Originally posted by RBR
I sat thru a presentation last week where a Apple employee said that he ran a test on his dual G5 which took two hours (Handbrake recoding a video file from DVD) which the 20" iMac Intel chip machine did the same task in 30 minutes. That's right, one fourth of the time of a dual G5!
I believe that the reason for the "Mac Pro" (tower) timing is simply that Intel will not be releasing the chip which is intended for it until shortly before the expected release date of the "Mac Pro".
Apple may be able to cut the lead time between the release of the CPUs and product shipping by producing the units without CPU and installing the CPU at the last (when they become available). If Apple chooses to do things this way, it would indicate a high degree of confidence, based upon testing of preproduction chips, that Intel will be able to ship the CPU "as advertised". Otherwise the risk of having to change the machines already producted because of a change in the final production CPU would be too risky.
It will be interesting to see how this develops as it will indicate the state of the emerging relationship with Intel.
Just remember this;
Apple was the first company to get the Yonah in shipping quantities. Several PC manufacturers complained about that.
Intel is pushing the Conroe, Merom, and Woodcrest forward to the 3rd quarter. Apple pushed its developer conference back to August, in the 3rd quarter.
Why did Apple do that?
With the knowledge we now have about the delivery schedule of these chips, it's a reasonable assumption that it is not a coincidence.
Also remember that compared to the rest of the industry, Apple's sales are miniscule (hopefully, not forever, but that's a different argument). That would mean that as the ramp-up in production for these chips proceeds, they would have enough chips for Apple to sell, while the big vendors might pass.
Going back to the days of the clones, Apple was hit with this very same phenomenon. The smaller vendors always got the fastest chips a couple of months ahead of Apple, because of the ramp-up.
So, we might see all of those lines of chips being used.
AND, if Apple does choose to come out with some mid-price machine, it might be with a Conroe. That machine would have better cooling capacity than the iMac, but would cost less than a tower.
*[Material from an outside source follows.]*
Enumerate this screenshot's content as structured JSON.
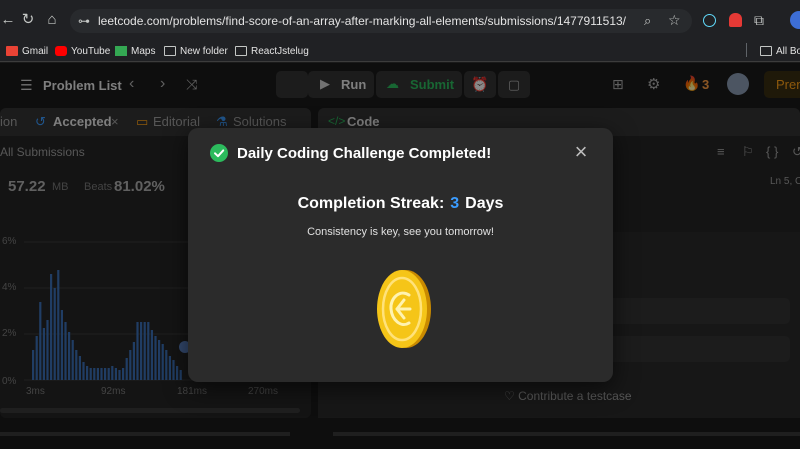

It would have to compete against all of the other mid-price machines using Conroe's. I'm not saying that they will do it, of course, but if they do...